Today, the “costs” of cooperation seems to outweigh the “benefits” of US overlooking Pakistan’s double game.
Third, Pakistan also has changed now. Besides the public rhetoric, from Pakistan’s side, there is extra confidence. The perceived support from China, and the expectation that the CPEC will result in Islamabad reducing its dependence on the US has given a new outlook. Today a section in Pakistan is willing to ignore the American threats. This section, wants Pakistan to take care of its own strategic interests and not be unduly worried about the American threats.
What has not changed?
Pakistan’s persistence in supporting the Haqqani network, and the domestic debate within Pakistan about the bilateral relations with the US – both have not changed.
Though, there have been few domestic inputs and internal voices about the need to reorient Pakistan’s strategy towards Afghanistan, concerning implementation, Pakistan’s approach remains the same.
More importantly, the domestic rhetoric about the US and the anti-American sentiments within Pakistan has not changed. In fact, it has worsened further. The US is seen as an ungrateful ally and a “master” than a “friend”.
The American accusation on Pakistan not doing more in Afghanistan is projected as an excuse and a failure of the former in Kabul. One could repeatedly see the public rhetoric in Pakistan that the US demanding Islamabad to do more is to hide its own failure in Afghanistan.

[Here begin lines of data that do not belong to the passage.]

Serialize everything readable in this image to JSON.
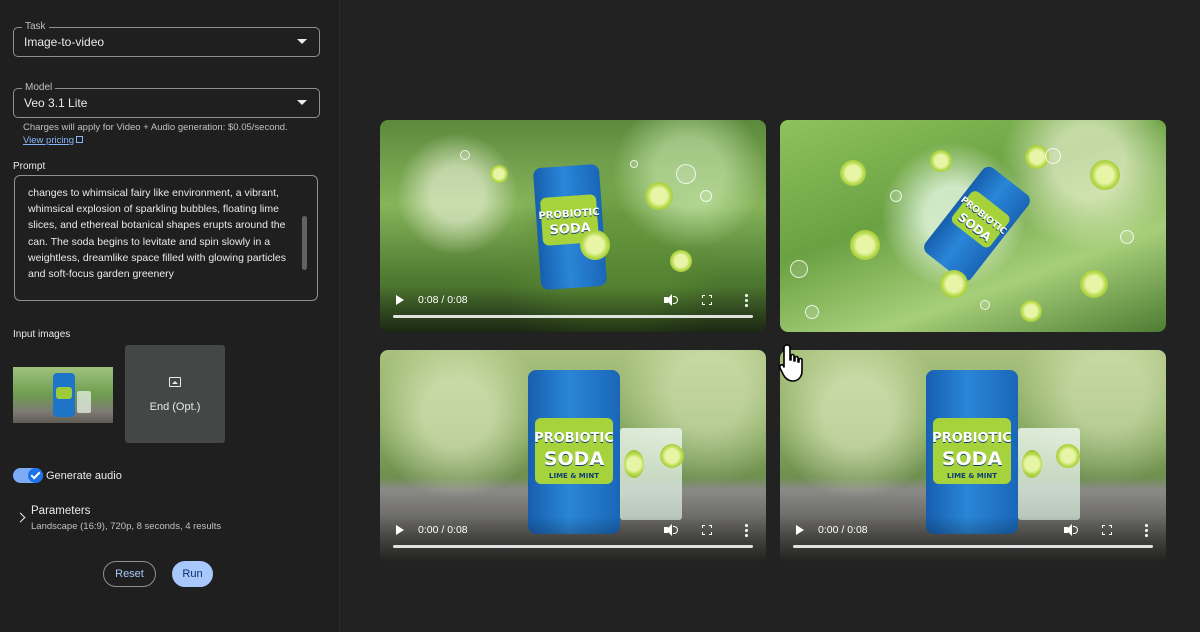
{
  "sidebar": {
    "task": {
      "legend": "Task",
      "value": "Image-to-video"
    },
    "model": {
      "legend": "Model",
      "value": "Veo 3.1 Lite"
    },
    "charges_note": "Charges will apply for Video + Audio generation: $0.05/second.",
    "pricing_link": "View pricing",
    "prompt_label": "Prompt",
    "prompt_text": "changes to whimsical fairy like environment, a vibrant, whimsical explosion of sparkling bubbles, floating lime slices, and ethereal botanical shapes erupts around the can. The soda begins to levitate and spin slowly in a weightless, dreamlike space filled with glowing particles and soft-focus garden greenery",
    "input_images_label": "Input images",
    "end_placeholder": "End (Opt.)",
    "generate_audio_label": "Generate audio",
    "generate_audio_on": true,
    "parameters_title": "Parameters",
    "parameters_summary": "Landscape (16:9), 720p, 8 seconds, 4 results",
    "reset_label": "Reset",
    "run_label": "Run"
  },
  "results": [
    {
      "time": "0:08 / 0:08",
      "scene": "fairy"
    },
    {
      "time": "",
      "scene": "fizz"
    },
    {
      "time": "0:00 / 0:08",
      "scene": "table"
    },
    {
      "time": "0:00 / 0:08",
      "scene": "table"
    }
  ],
  "can_label": {
    "line1": "PROBIOTIC",
    "line2": "SODA",
    "line3": "LIME & MINT"
  },
  "colors": {
    "accent": "#a8c7fa",
    "toggle": "#1a73e8",
    "link": "#8ab4f8"
  },
  "icons": {
    "dropdown": "caret-down-icon",
    "external": "external-link-icon",
    "image": "image-icon",
    "expand": "chevron-right-icon",
    "play": "play-icon",
    "volume": "volume-icon",
    "fullscreen": "fullscreen-icon",
    "more": "more-vert-icon",
    "cursor": "hand-pointer-icon"
  }
}
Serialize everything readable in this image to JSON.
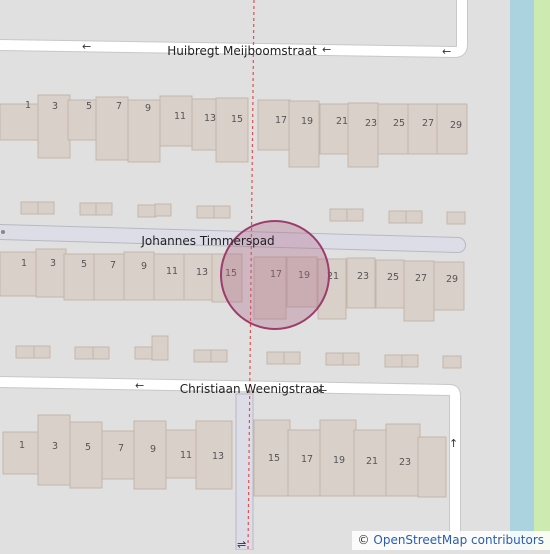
{
  "map": {
    "streets": {
      "north": "Huibregt Meijboomstraat",
      "footpath": "Johannes Timmerspad",
      "south": "Christiaan Weenigstraat"
    },
    "house_numbers": {
      "row1": [
        "1",
        "3",
        "5",
        "7",
        "9",
        "11",
        "13",
        "15",
        "17",
        "19",
        "21",
        "23",
        "25",
        "27",
        "29"
      ],
      "row2": [
        "1",
        "3",
        "5",
        "7",
        "9",
        "11",
        "13",
        "15",
        "17",
        "19",
        "21",
        "23",
        "25",
        "27",
        "29"
      ],
      "row3": [
        "1",
        "3",
        "5",
        "7",
        "9",
        "11",
        "13",
        "15",
        "17",
        "19",
        "21",
        "23"
      ]
    },
    "colors": {
      "background": "#e0e0e0",
      "building": "#d9d0c9",
      "building_outline": "#c4b6ab",
      "road": "#ffffff",
      "road_casing": "#c8c8c8",
      "footpath": "#dddde8",
      "water": "#aad3df",
      "grass": "#cdebb0",
      "highlight": "#b06a8a",
      "boundary": "#e05050"
    }
  },
  "attribution": {
    "symbol": "©",
    "text": "OpenStreetMap contributors"
  }
}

Third, Pakistan has been projecting the blowback as a sacrifice, and has started to believe in it – creating and sustaining a new narrative within. Instead of owning the war on terrorism, Pakistan has externalised it and projected it as fighting someone else’s war and suffering for it. Repeatedly, one could see this narrative within Pakistan that also calls for severing the ties with the US. An oft-repeated question has been: Why should Pakistan fight the American war in Afghanistan?
As a result of the above, there is no introspection about Pakistan’s involvement in Afghanistan during the last few decades. Is the problem in Af-Pak only a result of the CIA, and Pakistan is more a collateral? Latter seems to believe in the same.

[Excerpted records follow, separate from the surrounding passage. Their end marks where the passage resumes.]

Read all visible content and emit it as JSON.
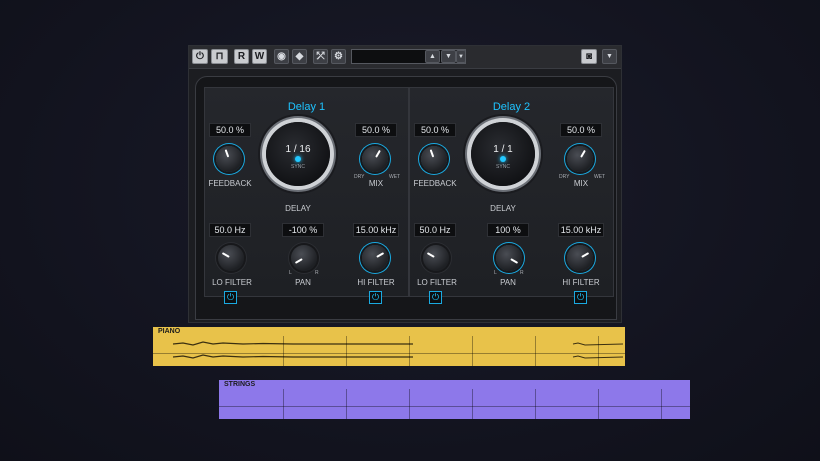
{
  "toolbar": {
    "buttons": [
      {
        "label": "",
        "icon": "power-icon"
      },
      {
        "label": "",
        "icon": "bypass-icon"
      },
      {
        "label": "R"
      },
      {
        "label": "W"
      },
      {
        "label": "",
        "icon": "compare-icon"
      },
      {
        "label": "",
        "icon": "prev-icon"
      },
      {
        "label": "",
        "icon": "routing-icon"
      },
      {
        "label": "",
        "icon": "gear-icon"
      }
    ],
    "preset_value": "",
    "camera_icon": "camera-icon",
    "menu_icon": "chevron-down-icon"
  },
  "delay1": {
    "title": "Delay 1",
    "feedback_value": "50.0 %",
    "feedback_label": "FEEDBACK",
    "mix_value": "50.0 %",
    "mix_label": "MIX",
    "dry": "DRY",
    "wet": "WET",
    "delay_value": "1 / 16",
    "sync": "SYNC",
    "delay_label": "DELAY",
    "lofilter_value": "50.0 Hz",
    "lofilter_label": "LO FILTER",
    "pan_value": "-100 %",
    "pan_label": "PAN",
    "pan_l": "L",
    "pan_r": "R",
    "hifilter_value": "15.00 kHz",
    "hifilter_label": "HI FILTER"
  },
  "delay2": {
    "title": "Delay 2",
    "feedback_value": "50.0 %",
    "feedback_label": "FEEDBACK",
    "mix_value": "50.0 %",
    "mix_label": "MIX",
    "dry": "DRY",
    "wet": "WET",
    "delay_value": "1 / 1",
    "sync": "SYNC",
    "delay_label": "DELAY",
    "lofilter_value": "50.0 Hz",
    "lofilter_label": "LO FILTER",
    "pan_value": "100 %",
    "pan_label": "PAN",
    "pan_l": "L",
    "pan_r": "R",
    "hifilter_value": "15.00 kHz",
    "hifilter_label": "HI FILTER"
  },
  "tracks": [
    {
      "name": "PIANO",
      "color": "#e8c24a"
    },
    {
      "name": "STRINGS",
      "color": "#8d78ea"
    }
  ],
  "colors": {
    "accent": "#1ec3ff"
  }
}
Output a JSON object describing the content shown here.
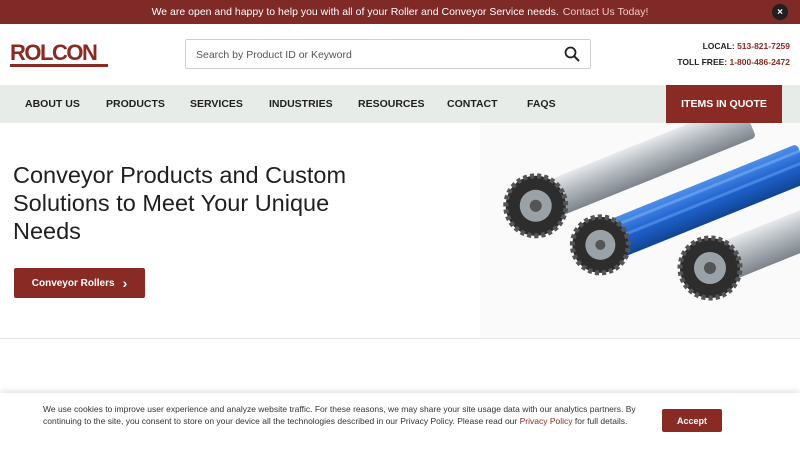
{
  "banner": {
    "message": "We are open and happy to help you with all of your Roller and Conveyor Service needs.",
    "link": "Contact Us Today!",
    "close_icon": "close-icon",
    "close_glyph": "×"
  },
  "brand": {
    "logo_text": "ROLCON",
    "color": "#8a2a25"
  },
  "search": {
    "placeholder": "Search by Product ID or Keyword",
    "icon": "search-icon"
  },
  "contact": {
    "local_label": "LOCAL:",
    "local_number": "513-821-7259",
    "tollfree_label": "TOLL FREE:",
    "tollfree_number": "1-800-486-2472"
  },
  "nav": {
    "items": [
      "ABOUT US",
      "PRODUCTS",
      "SERVICES",
      "INDUSTRIES",
      "RESOURCES",
      "CONTACT",
      "FAQS"
    ],
    "quote": "ITEMS IN QUOTE"
  },
  "hero": {
    "heading": "Conveyor Products and Custom Solutions to Meet Your Unique Needs",
    "button": "Conveyor Rollers",
    "button_glyph": "›"
  },
  "cookie": {
    "text": "We use cookies to improve user experience and analyze website traffic. For these reasons, we may share your site usage data with our analytics partners. By continuing to the site, you consent to store on your device all the technologies described in our Privacy Policy. Please read our",
    "link": "Privacy Policy",
    "suffix": "for full details.",
    "accept": "Accept"
  }
}
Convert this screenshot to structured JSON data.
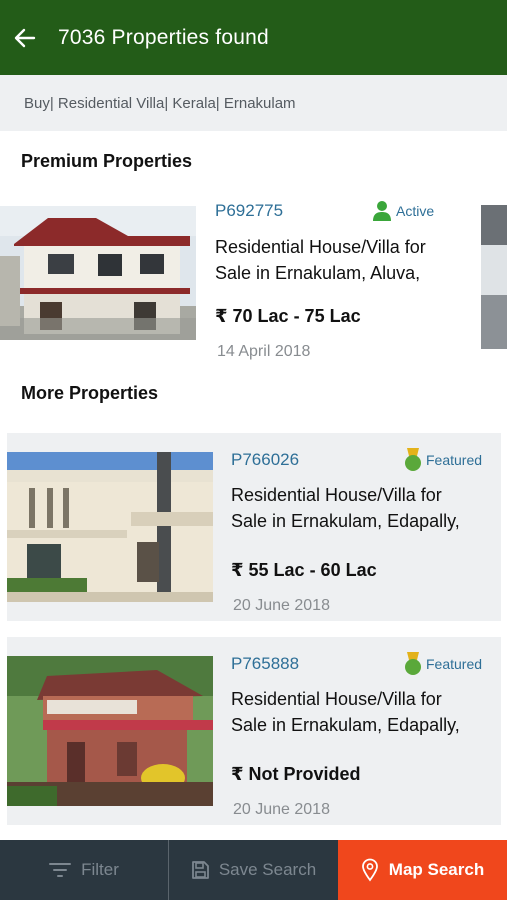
{
  "header": {
    "title": "7036 Properties found"
  },
  "breadcrumb": "Buy| Residential Villa| Kerala| Ernakulam",
  "sections": {
    "premium": "Premium Properties",
    "more": "More Properties"
  },
  "premium": {
    "code": "P692775",
    "status": "Active",
    "title_line1": "Residential House/Villa for",
    "title_line2": "Sale in Ernakulam, Aluva,",
    "price": "₹ 70 Lac - 75 Lac",
    "date": "14 April 2018"
  },
  "listings": [
    {
      "code": "P766026",
      "badge": "Featured",
      "title_line1": "Residential House/Villa for",
      "title_line2": "Sale in Ernakulam, Edapally,",
      "price": "₹ 55 Lac - 60 Lac",
      "date": "20 June 2018"
    },
    {
      "code": "P765888",
      "badge": "Featured",
      "title_line1": "Residential House/Villa for",
      "title_line2": "Sale in Ernakulam, Edapally,",
      "price": "₹ Not Provided",
      "date": "20 June 2018"
    }
  ],
  "bottom_bar": {
    "filter": "Filter",
    "save_search": "Save Search",
    "map_search": "Map Search"
  },
  "colors": {
    "header": "#235c18",
    "accent_link": "#2e6f97",
    "map_button": "#f0471c",
    "bottom_bar": "#2b3740"
  }
}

And what is not likely to?
Three things are unlikely to change. First, Pakistan’s geography. For the American war machinery, Pakistan’s geography is significant. It goes through the Karachi port and across Peshawar and Quetta. Once the war is over, it has to get back through the same way.
US has an option, but has been unwilling to look beyond Pakistan on this – Iran and Chahbahar. During the last years of Obama’s administration, the US administration was trying to reach out to Tehran. Geographically, Iran could be the much-needed option for the US to reach Afghanistan. Politically as well; Tehran has fewer ambitions in Kabul than Islamabad. Though Iran has also hosted millions of Afghan refugees in its soil, it has not abused them as Pakistan has. Nor has Iran attempted to intervene in Afghanistan and use a group as its proxy, as Pakistan has been using the Haqqani network.

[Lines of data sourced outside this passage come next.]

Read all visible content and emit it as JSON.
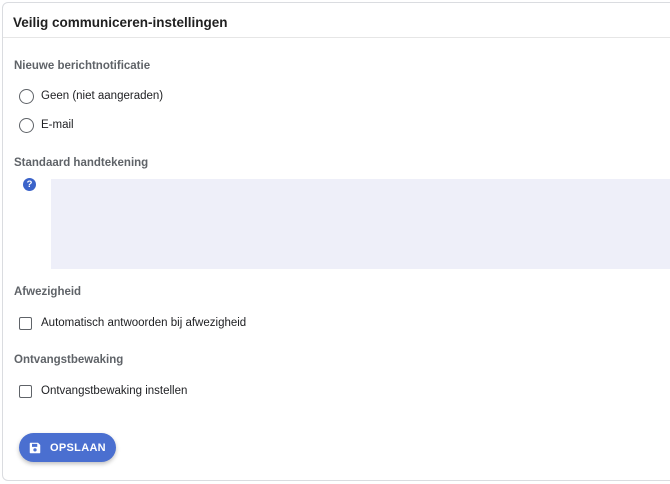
{
  "card": {
    "title": "Veilig communiceren-instellingen"
  },
  "notification": {
    "label": "Nieuwe berichtnotificatie",
    "options": [
      {
        "label": "Geen (niet aangeraden)",
        "selected": false
      },
      {
        "label": "E-mail",
        "selected": false
      }
    ]
  },
  "signature": {
    "label": "Standaard handtekening",
    "value": "",
    "help_icon": "question-circle-icon"
  },
  "absence": {
    "label": "Afwezigheid",
    "checkbox_label": "Automatisch antwoorden bij afwezigheid",
    "checked": false
  },
  "receipt": {
    "label": "Ontvangstbewaking",
    "checkbox_label": "Ontvangstbewaking instellen",
    "checked": false
  },
  "save_button": {
    "label": "OPSLAAN",
    "icon": "save-icon",
    "color": "#4a6fd0"
  }
}
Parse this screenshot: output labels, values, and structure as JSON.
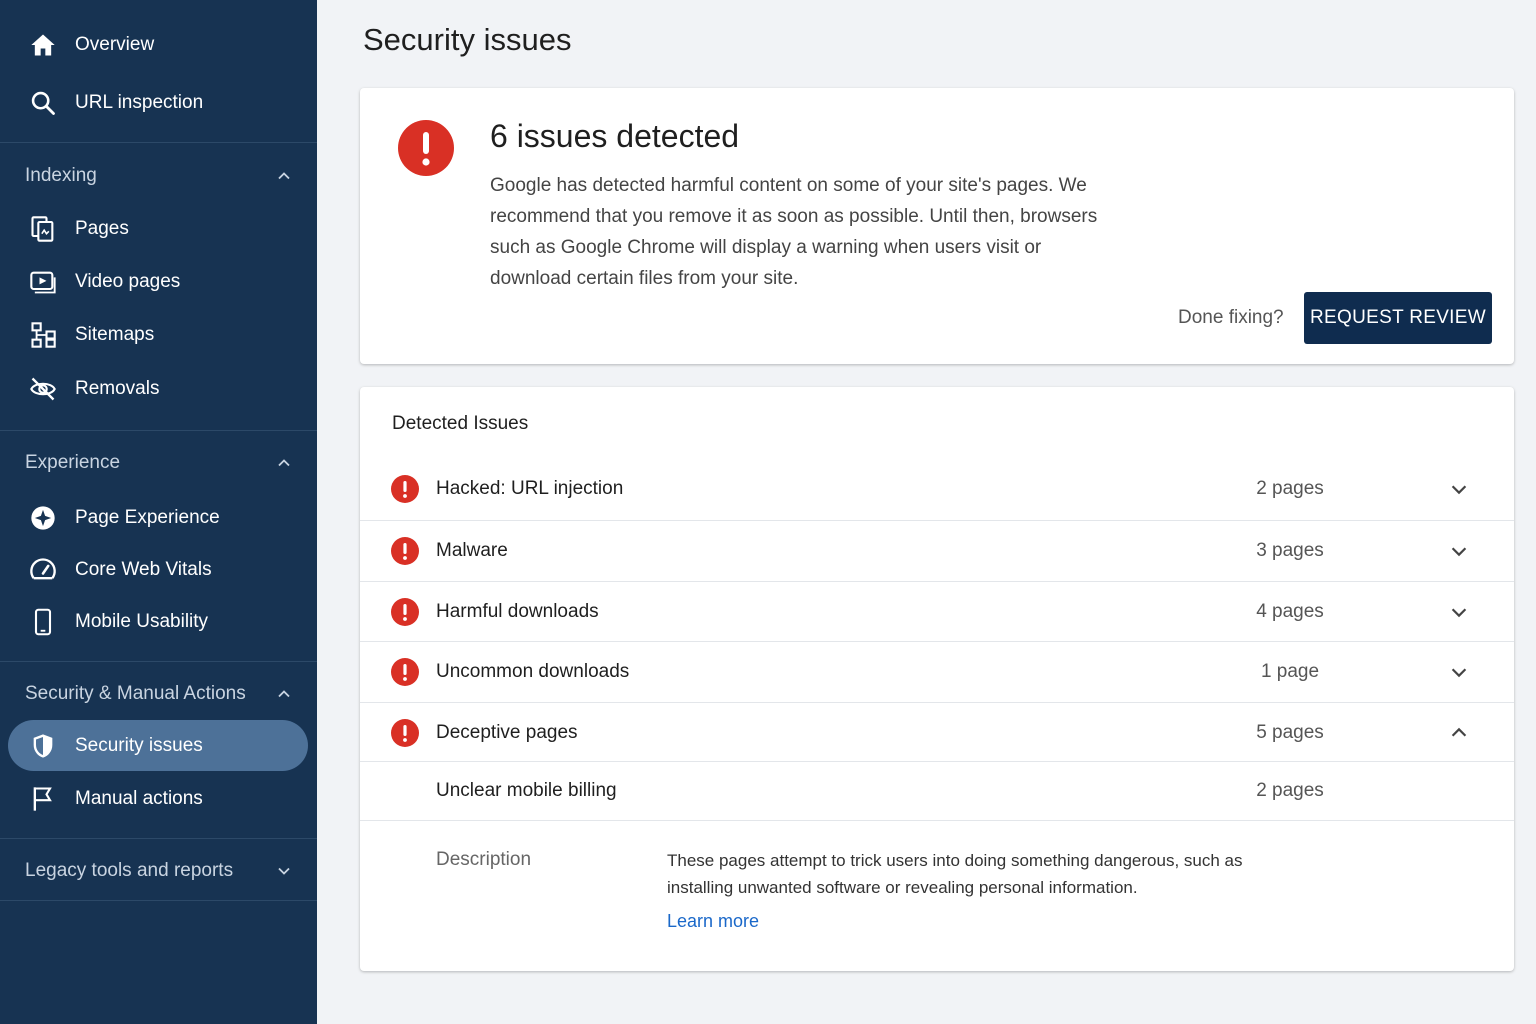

Trump has closed the Iran option for the US in Afghanistan. As a result, Pakistan’s geography is likely to remain a strategic tool for Islamabad.
Second, Pakistan’s foreign policy towards Afghanistan. Despite domestic demands for a review of Pakistan’s Afghan policy, it has remained the same. The Afghan policy makers of Pakistan pursue the Afghan Taliban and Haqqani network as a strategy to achieve a larger objective in Afghanistan – having a friendly, if not a puppet regime in Kabul. This will be pursued as an unstated “existential problem” of Pakistan.
Finally, the Afghan decision-making process is likely to remain with the Deep State. It has always been with the Establishment than with the Parliament. This has been a problem in Pakistan reorienting its Afghan policy. And it will remain so.